Leslie Katz led a team that explored the intersection of tech and culture, plus all manner of awe-inspiring science, from space to AI and archaeology. When she's not smithing words, she's probably playing online word games, tending to her garden or referring to herself in the third person.
Credentials
  • Third place film critic, 2021 LA Press Club National Arts & Entertainment Journalism Awards
Gael Cooper
Leslie Katz
2 min read

You know interest in a presidential debate is high when HBO releases its Sunday-night shows two days early so debate watchers can get their fictional fix before tuning into the real-life drama and comedy. The second presidential debate delivered plenty of both.

We updated this post with social media reaction to the political theater throughout the Sunday evening event moderated by CNN's Anderson Cooper and ABC's Martha Raddatz. The often tense showdown featured a town hall format, with some of the questions coming from the moderators, and some from the (supposedly) undecided voters attending the event at Washington University in St. Louis.

Sunday night's contest turned out to be the most tweeted debate of all time. Even before the 90-minute event started, some on social media were undecided about how they felt about voters still being undecided.

Once the debate started, the internet couldn't type fast enough.

Punching the ticket

Many were surprised when Donald Trump said he hasn't spoken to running mate Gov. Mike Pence on military intervention in Syria and "I disagree" with him. Shortly after the debate ended, Pence tweeted his support and congratulations.

Off to the movies with 'Lincoln'

When Hillary Clinton mentioned the 2012 Steven Spielberg movie "Lincoln," movie buffs took notice.

What are we watching anyway?

The debate got personal fast, and issues seemed to slip behind Trump and Clinton's personal attacks, leaving viewers disturbed.

Word up

The folks behind the Merriam-Webster dictionary helpfully tweeted out hot words from the debate as they made the news.

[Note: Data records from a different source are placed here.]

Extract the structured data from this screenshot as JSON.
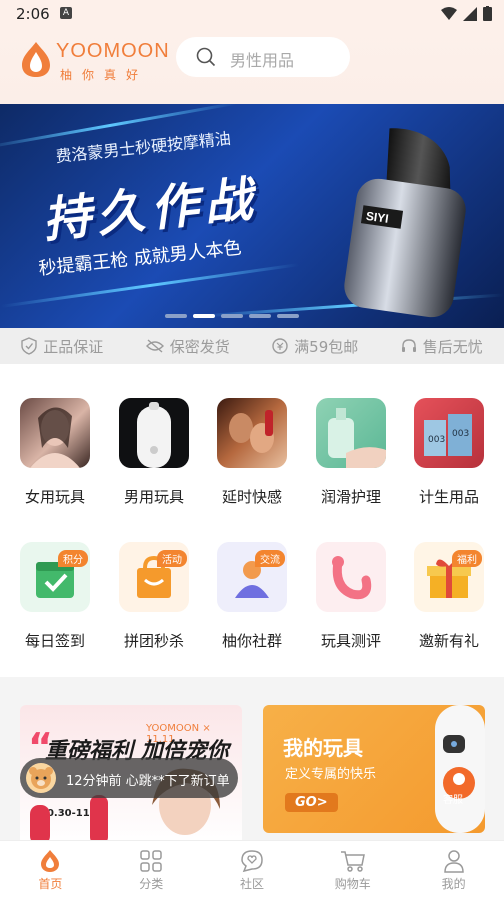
{
  "status_bar": {
    "time": "2:06",
    "notification_icon": "A"
  },
  "header": {
    "logo_word": "YOOMOON",
    "logo_sub": "柚你真好",
    "search_placeholder": "男性用品"
  },
  "banner": {
    "subline": "费洛蒙男士秒硬按摩精油",
    "headline": "持久作战",
    "tagline": "秒提霸王枪 成就男人本色",
    "product_label": "SIYI",
    "slide_count": 5,
    "active_slide": 2
  },
  "guarantees": [
    {
      "icon": "shield-check-icon",
      "label": "正品保证"
    },
    {
      "icon": "eye-off-icon",
      "label": "保密发货"
    },
    {
      "icon": "coin-icon",
      "label": "满59包邮"
    },
    {
      "icon": "headset-icon",
      "label": "售后无忧"
    }
  ],
  "categories": [
    {
      "label": "女用玩具",
      "icon": "female-toys-image"
    },
    {
      "label": "男用玩具",
      "icon": "male-toys-image"
    },
    {
      "label": "延时快感",
      "icon": "delay-image"
    },
    {
      "label": "润滑护理",
      "icon": "lubricant-image"
    },
    {
      "label": "计生用品",
      "icon": "contraceptive-image"
    }
  ],
  "activities": [
    {
      "label": "每日签到",
      "badge": "积分",
      "icon": "calendar-check-icon"
    },
    {
      "label": "拼团秒杀",
      "badge": "活动",
      "icon": "shopping-bag-icon"
    },
    {
      "label": "柚你社群",
      "badge": "交流",
      "icon": "community-user-icon"
    },
    {
      "label": "玩具测评",
      "badge": "",
      "icon": "toy-review-icon"
    },
    {
      "label": "邀新有礼",
      "badge": "福利",
      "icon": "gift-box-icon"
    }
  ],
  "promos": {
    "left": {
      "brand": "YOOMOON × 11.11",
      "headline": "重磅福利 加倍宠你",
      "dates": "10.30-11.20"
    },
    "right": {
      "title": "我的玩具",
      "subtitle": "定义专属的快乐",
      "cta": "GO>",
      "service_label": "客服"
    }
  },
  "toast": {
    "message": "12分钟前 心跳**下了新订单"
  },
  "tabbar": [
    {
      "label": "首页",
      "icon": "home-icon",
      "active": true
    },
    {
      "label": "分类",
      "icon": "grid-icon",
      "active": false
    },
    {
      "label": "社区",
      "icon": "community-icon",
      "active": false
    },
    {
      "label": "购物车",
      "icon": "cart-icon",
      "active": false
    },
    {
      "label": "我的",
      "icon": "user-icon",
      "active": false
    }
  ],
  "colors": {
    "brand": "#f07e3b",
    "banner_blue": "#1b4bb4"
  }
}
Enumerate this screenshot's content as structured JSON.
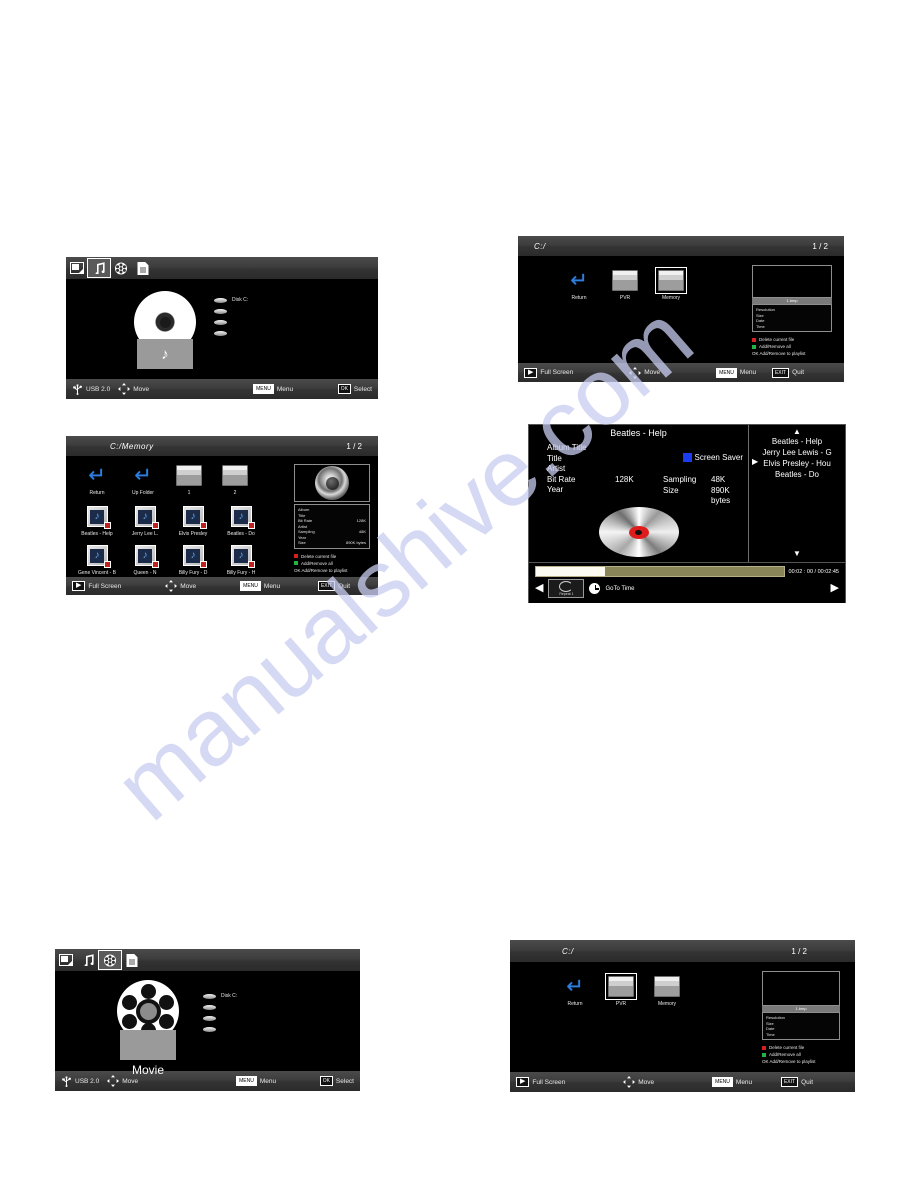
{
  "watermark": {
    "text": "manualshive.com"
  },
  "icons": {
    "photo": "photo-icon",
    "music": "music-note-icon",
    "movie": "film-reel-icon",
    "text": "text-file-icon",
    "return": "return-arrow-icon",
    "folder": "folder-icon",
    "usb": "usb-icon",
    "dpad": "dpad-icon",
    "play": "play-icon",
    "clock": "clock-icon",
    "speaker": "speaker-icon",
    "cd": "cd-disc-icon"
  },
  "common": {
    "status_home": {
      "usb": "USB 2.0",
      "move": "Move",
      "menu_key": "MENU",
      "menu": "Menu",
      "ok_key": "OK",
      "select": "Select"
    },
    "status_browser": {
      "play_key": "▶",
      "full_screen": "Full Screen",
      "move": "Move",
      "menu_key": "MENU",
      "menu": "Menu",
      "exit_key": "EXIT",
      "quit": "Quit"
    },
    "legend": [
      {
        "color": "#d42020",
        "label": "Delete current file"
      },
      {
        "color": "#22b340",
        "label": "Add/Remove all"
      },
      {
        "color": "",
        "label": "OK  Add/Remove to playlist"
      }
    ]
  },
  "panel_music_home": {
    "tabs": [
      {
        "name": "photo",
        "selected": false
      },
      {
        "name": "music",
        "selected": true
      },
      {
        "name": "movie",
        "selected": false
      },
      {
        "name": "text",
        "selected": false
      }
    ],
    "caption": "",
    "disks": [
      {
        "label": "Disk C:"
      },
      {
        "label": ""
      },
      {
        "label": ""
      },
      {
        "label": ""
      }
    ]
  },
  "panel_movie_home": {
    "tabs": [
      {
        "name": "photo",
        "selected": false
      },
      {
        "name": "music",
        "selected": false
      },
      {
        "name": "movie",
        "selected": true
      },
      {
        "name": "text",
        "selected": false
      }
    ],
    "caption": "Movie",
    "disks": [
      {
        "label": "Disk C:"
      },
      {
        "label": ""
      },
      {
        "label": ""
      },
      {
        "label": ""
      }
    ]
  },
  "panel_root_memory": {
    "path": "C:/",
    "page": "1 / 2",
    "items": [
      {
        "label": "Return",
        "kind": "return",
        "selected": false
      },
      {
        "label": "PVR",
        "kind": "folder",
        "selected": false
      },
      {
        "label": "Memory",
        "kind": "folder",
        "selected": true
      }
    ],
    "thumb_caption": "1.bmp",
    "meta": [
      {
        "key": "Resolution",
        "value": ""
      },
      {
        "key": "Size",
        "value": ""
      },
      {
        "key": "Date",
        "value": ""
      },
      {
        "key": "Time",
        "value": ""
      }
    ]
  },
  "panel_root_pvr": {
    "path": "C:/",
    "page": "1 / 2",
    "items": [
      {
        "label": "Return",
        "kind": "return",
        "selected": false
      },
      {
        "label": "PVR",
        "kind": "folder",
        "selected": true
      },
      {
        "label": "Memory",
        "kind": "folder",
        "selected": false
      }
    ],
    "thumb_caption": "1.bmp",
    "meta": [
      {
        "key": "Resolution",
        "value": ""
      },
      {
        "key": "Size",
        "value": ""
      },
      {
        "key": "Date",
        "value": ""
      },
      {
        "key": "Time",
        "value": ""
      }
    ]
  },
  "panel_file_browser": {
    "path": "C:/Memory",
    "page": "1 / 2",
    "folders": [
      {
        "label": "Return",
        "kind": "return"
      },
      {
        "label": "Up Folder",
        "kind": "return"
      },
      {
        "label": "1",
        "kind": "folder"
      },
      {
        "label": "2",
        "kind": "folder"
      }
    ],
    "files": [
      {
        "label": "Beatles - Help"
      },
      {
        "label": "Jerry Lee L."
      },
      {
        "label": "Elvis Presley"
      },
      {
        "label": "Beatles - Do"
      },
      {
        "label": "Gene Vincent - B"
      },
      {
        "label": "Queen - N"
      },
      {
        "label": "Billy Fury - D"
      },
      {
        "label": "Billy Fury - H"
      }
    ],
    "meta": [
      {
        "key": "Album",
        "value": ""
      },
      {
        "key": "Title",
        "value": ""
      },
      {
        "key": "Bit Rate",
        "value": "128K"
      },
      {
        "key": "Artist",
        "value": ""
      },
      {
        "key": "Sampling",
        "value": "48K"
      },
      {
        "key": "Year",
        "value": ""
      },
      {
        "key": "Size",
        "value": "890K bytes"
      }
    ]
  },
  "panel_player": {
    "now_playing_title": "Beatles - Help",
    "fields": [
      "Album Title",
      "Title",
      "Artist",
      "Bit Rate",
      "Year"
    ],
    "bit_rate_value": "128K",
    "right_labels": [
      "Sampling",
      "Size"
    ],
    "right_values": [
      "48K",
      "890K bytes"
    ],
    "screen_saver": "Screen Saver",
    "screen_saver_color": "#1a3df0",
    "playlist": [
      "Beatles - Help",
      "Jerry Lee Lewis - G",
      "Elvis Presley - Hou",
      "Beatles - Do"
    ],
    "playlist_current_index": 0,
    "scroll_up": "▲",
    "scroll_down": "▼",
    "cursor": "▶",
    "elapsed": "00:02 : 00",
    "separator": "/",
    "duration": "00:02:45",
    "time_display": "00:02 : 00 / 00:02:45",
    "progress_percent": 28,
    "repeat_label": "Repeat 1",
    "goto_time": "GoTo Time",
    "prev_arrow": "◀",
    "next_arrow": "▶"
  }
}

Back to the '80s

When Donald Trump said Hillary Clinton "acid-washed" her emails, Americans had a flashback to the 1980s.

The sniffles are back

In the first debate, Donald Trump got teased for sniffles (which he denied having), and the internet noticed the sniffs' return, turning #sniffles and #sniff into Twitter trends.

Shake it off

The candidates didn't shake hands, and that didn't go unnoticed, as the trending hashtag #nohandshake demonstrated.

Originally published at 6:24 p.m. PT.
Update, 6:39 p.m. PT, 6:50 p.m. PT, 7 p.m. PT, 7:20 p.m. PT, 7:44 p.m. PT, 8:45 p.m. PT: Added more hot topics being discussed on social media.